If Dead Space is the video game equivalent of Ridley Scott’s classic film, Alien, then Dead Space 2 is certainly James Cameron’s Aliens. Case and point, the entire way I experienced this game was very different than how I experienced the first one. Isaac Clarke as a character reflects these differences as well. In fact, it is quite an evolution and if you have not played Dead Space, I highly recommend you do so before embarking into Dead Space 2 – but I digress. More to the point, in Dead Space 2 I found myself not creeping inch-by-inch into every hallway and room encountered but, instead, often times charging in, plasma cutter blazing, just waiting for a necromorph to pop out from somewhere. As a character, Clarke has already dealt with this scourge before. His ordeal on the Ishimura has forged and hardened him. In the craziest of situations, this man – who not hours before was cooling his heels in a mental hospital, is the most qualified individual to handle things.

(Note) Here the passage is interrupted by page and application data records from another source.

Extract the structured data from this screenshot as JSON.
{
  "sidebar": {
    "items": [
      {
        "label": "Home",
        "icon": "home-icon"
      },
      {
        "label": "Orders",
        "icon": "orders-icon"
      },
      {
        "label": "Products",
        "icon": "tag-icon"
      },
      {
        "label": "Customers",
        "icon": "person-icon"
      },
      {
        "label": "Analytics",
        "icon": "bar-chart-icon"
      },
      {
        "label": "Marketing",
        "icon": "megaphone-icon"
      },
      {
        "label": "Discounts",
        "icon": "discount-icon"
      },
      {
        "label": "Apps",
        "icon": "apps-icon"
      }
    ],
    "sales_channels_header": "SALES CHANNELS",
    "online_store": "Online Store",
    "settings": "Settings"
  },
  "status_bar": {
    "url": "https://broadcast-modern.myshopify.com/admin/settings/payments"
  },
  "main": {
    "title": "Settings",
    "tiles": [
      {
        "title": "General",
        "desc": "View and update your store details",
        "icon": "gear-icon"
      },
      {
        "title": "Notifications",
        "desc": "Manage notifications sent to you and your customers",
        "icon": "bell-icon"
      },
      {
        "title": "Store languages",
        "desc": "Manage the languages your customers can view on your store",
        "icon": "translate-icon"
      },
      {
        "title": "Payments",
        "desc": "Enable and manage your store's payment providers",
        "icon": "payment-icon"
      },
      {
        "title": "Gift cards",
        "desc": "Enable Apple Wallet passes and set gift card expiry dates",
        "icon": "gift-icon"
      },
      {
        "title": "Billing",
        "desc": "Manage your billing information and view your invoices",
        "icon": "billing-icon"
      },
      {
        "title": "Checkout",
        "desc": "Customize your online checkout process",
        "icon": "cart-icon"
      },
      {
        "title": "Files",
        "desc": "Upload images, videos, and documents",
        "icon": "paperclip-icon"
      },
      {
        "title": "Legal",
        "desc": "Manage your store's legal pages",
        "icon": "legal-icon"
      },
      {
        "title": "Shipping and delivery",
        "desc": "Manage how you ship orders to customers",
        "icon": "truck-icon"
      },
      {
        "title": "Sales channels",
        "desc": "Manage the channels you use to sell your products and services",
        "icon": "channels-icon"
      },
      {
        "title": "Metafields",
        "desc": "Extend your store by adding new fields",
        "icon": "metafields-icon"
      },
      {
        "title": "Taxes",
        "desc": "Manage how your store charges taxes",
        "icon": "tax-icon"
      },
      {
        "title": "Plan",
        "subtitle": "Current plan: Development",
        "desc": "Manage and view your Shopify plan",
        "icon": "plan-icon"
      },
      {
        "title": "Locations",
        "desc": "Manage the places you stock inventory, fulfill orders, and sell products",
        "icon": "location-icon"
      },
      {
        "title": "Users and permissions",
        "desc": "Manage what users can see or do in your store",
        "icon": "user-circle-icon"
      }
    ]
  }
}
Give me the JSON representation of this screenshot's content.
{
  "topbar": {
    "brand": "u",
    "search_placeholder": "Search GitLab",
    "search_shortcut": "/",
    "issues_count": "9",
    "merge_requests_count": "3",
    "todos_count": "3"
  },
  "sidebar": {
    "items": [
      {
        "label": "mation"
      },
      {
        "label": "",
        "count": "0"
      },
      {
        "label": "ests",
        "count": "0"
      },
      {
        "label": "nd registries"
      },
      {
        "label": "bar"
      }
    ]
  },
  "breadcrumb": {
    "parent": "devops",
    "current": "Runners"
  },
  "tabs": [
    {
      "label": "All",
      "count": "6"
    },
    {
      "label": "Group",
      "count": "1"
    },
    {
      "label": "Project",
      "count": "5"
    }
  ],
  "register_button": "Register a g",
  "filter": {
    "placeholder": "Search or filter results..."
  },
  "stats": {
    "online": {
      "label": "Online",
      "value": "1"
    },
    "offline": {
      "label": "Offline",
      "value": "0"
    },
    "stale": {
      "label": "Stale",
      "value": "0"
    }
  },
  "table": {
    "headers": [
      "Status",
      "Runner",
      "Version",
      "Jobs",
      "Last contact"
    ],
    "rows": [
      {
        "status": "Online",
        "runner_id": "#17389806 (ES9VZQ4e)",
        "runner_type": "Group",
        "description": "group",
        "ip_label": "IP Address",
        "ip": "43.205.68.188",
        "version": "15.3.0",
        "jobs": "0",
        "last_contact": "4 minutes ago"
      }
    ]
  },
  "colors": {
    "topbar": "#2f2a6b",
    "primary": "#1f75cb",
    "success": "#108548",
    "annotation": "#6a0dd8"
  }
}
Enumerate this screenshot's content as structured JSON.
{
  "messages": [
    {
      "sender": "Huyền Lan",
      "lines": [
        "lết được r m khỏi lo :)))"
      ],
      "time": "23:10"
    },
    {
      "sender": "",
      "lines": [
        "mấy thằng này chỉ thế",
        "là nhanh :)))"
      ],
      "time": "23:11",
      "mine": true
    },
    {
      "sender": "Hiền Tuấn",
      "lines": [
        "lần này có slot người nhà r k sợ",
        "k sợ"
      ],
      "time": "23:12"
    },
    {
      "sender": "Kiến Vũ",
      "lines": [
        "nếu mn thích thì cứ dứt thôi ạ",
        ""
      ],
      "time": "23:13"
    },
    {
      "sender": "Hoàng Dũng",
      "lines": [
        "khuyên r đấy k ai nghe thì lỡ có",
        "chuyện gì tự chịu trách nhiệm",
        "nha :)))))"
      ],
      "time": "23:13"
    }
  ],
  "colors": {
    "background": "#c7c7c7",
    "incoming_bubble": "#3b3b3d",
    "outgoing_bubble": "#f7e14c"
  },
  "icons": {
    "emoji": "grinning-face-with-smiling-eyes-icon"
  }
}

That is not to say the game won’t make you jump or surprise you – it will. More than once… However, much in the same way Aliens had its share of jumps, you get to dish out more than your fair share of havoc on the grotesque necromorphs. I distinctly remember one moment where I got jumped by a group of necromorphs: a few of the standard walkers and maybe five of the smaller child mutations. The one thought in my head at that moment was Cameron’s Vasquez yelling, ‘Let’s rock!!!’ as she began blasting away with her smart gun. It is a very satisfying mix of scare and balls-deep action that leaves you with a smile on your welding mask-clad face.
As alluded to before, the visuals of Dead Space 2 are excellent – effective at being both beautiful to look at as well as inspiring terror and dread. Textures are well-detailed and the necromorphs are truly-sickening in their mutations. They have this really gross ‘wet-look’ to them that inspires a visceral (no pun intended, Visceral Games) response. The level design is also well done, with routes being more instinctual than in the first game. Thankfully, you still have your route locator device to plot your course when things do get confusing. There are also several small, alternate paths that you can take – I highly recommend you not be afraid to explore. Often times, loot awaits you – even if you have to slay some necromorphs to acquire it.
The audio in Dead Space 2 is even more impressive than the excellent visuals. The entire aural experience is unnerving and creepy. It is easily the best use of audio I have ever experienced in a video game. From walking past residential hatches where you can hear the muffled horrors taking place inside to the general chaos of entering a public thoroughfare full of panic-stricken civilians, Visceral Games audio folks need some serious congratulations of a job well done. As a topper to the terrifying aural bouquet, even the voice acting is above average and believable!
The only annoying or repetitive parts of the game come in the form of the ‘act or die’ sequences. These are action-packed scenes featuring the player character in imminent danger. These scenes usually unfold in multiple segments and, in order to progress to the next segment (and continue surviving), the player has to perform a specific action in a short amount of time. Often times, it is difficult to make out your objective due to the Michael Bay-style camera shaking and the tons of objects/debris that occupies your screen. If you die several steps into the encounter, you must re-do all the past segments up to that point.
Overall, Dead Space 2 is an action-packed, suspense-filled, and jump-inducing experience which is a great second step in the Dead Space universe. It features all the best things about the original game while upping the ante in several areas. Go out and buy this right now for your favorite platform – you will not be sorry.